• _DATA EXTRACT_:
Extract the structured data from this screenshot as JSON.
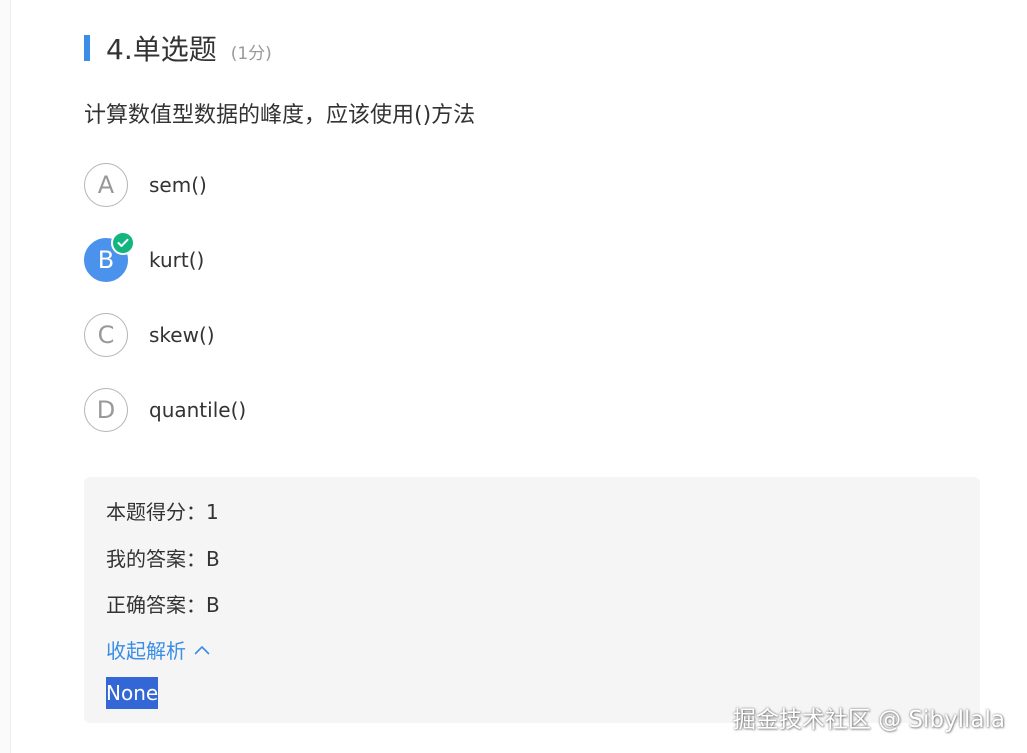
{
  "header": {
    "title": "4.单选题",
    "score": "(1分)"
  },
  "question": {
    "text": "计算数值型数据的峰度，应该使用()方法"
  },
  "options": [
    {
      "letter": "A",
      "text": "sem()",
      "selected": false
    },
    {
      "letter": "B",
      "text": "kurt()",
      "selected": true
    },
    {
      "letter": "C",
      "text": "skew()",
      "selected": false
    },
    {
      "letter": "D",
      "text": "quantile()",
      "selected": false
    }
  ],
  "analysis": {
    "score_line": "本题得分：1",
    "my_answer_line": "我的答案：B",
    "correct_answer_line": "正确答案：B",
    "collapse_label": "收起解析",
    "explanation": "None"
  },
  "watermark": "掘金技术社区 @ Sibyllala",
  "colors": {
    "accent": "#3a8ee6",
    "selected_option": "#4b92ec",
    "correct_badge": "#10b67d",
    "panel_bg": "#f5f5f5",
    "text_selection": "#3367d6"
  },
  "icons": {
    "correct": "check-icon",
    "collapse": "chevron-up-icon"
  }
}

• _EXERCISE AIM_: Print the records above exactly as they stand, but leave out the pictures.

• _FINISHED TASK_:
Extract the structured data from this screenshot as JSON.
{
  "header": {
    "title": "4.单选题",
    "score": "(1分)"
  },
  "question": {
    "text": "计算数值型数据的峰度，应该使用()方法"
  },
  "options": [
    {
      "letter": "A",
      "text": "sem()",
      "selected": false
    },
    {
      "letter": "B",
      "text": "kurt()",
      "selected": true
    },
    {
      "letter": "C",
      "text": "skew()",
      "selected": false
    },
    {
      "letter": "D",
      "text": "quantile()",
      "selected": false
    }
  ],
  "analysis": {
    "score_line": "本题得分：1",
    "my_answer_line": "我的答案：B",
    "correct_answer_line": "正确答案：B",
    "collapse_label": "收起解析",
    "explanation": "None"
  },
  "watermark": "掘金技术社区 @ Sibyllala",
  "colors": {
    "accent": "#3a8ee6",
    "selected_option": "#4b92ec",
    "correct_badge": "#10b67d",
    "panel_bg": "#f5f5f5",
    "text_selection": "#3367d6"
  },
  "icons": {
    "correct": "check-icon",
    "collapse": "chevron-up-icon"
  }
}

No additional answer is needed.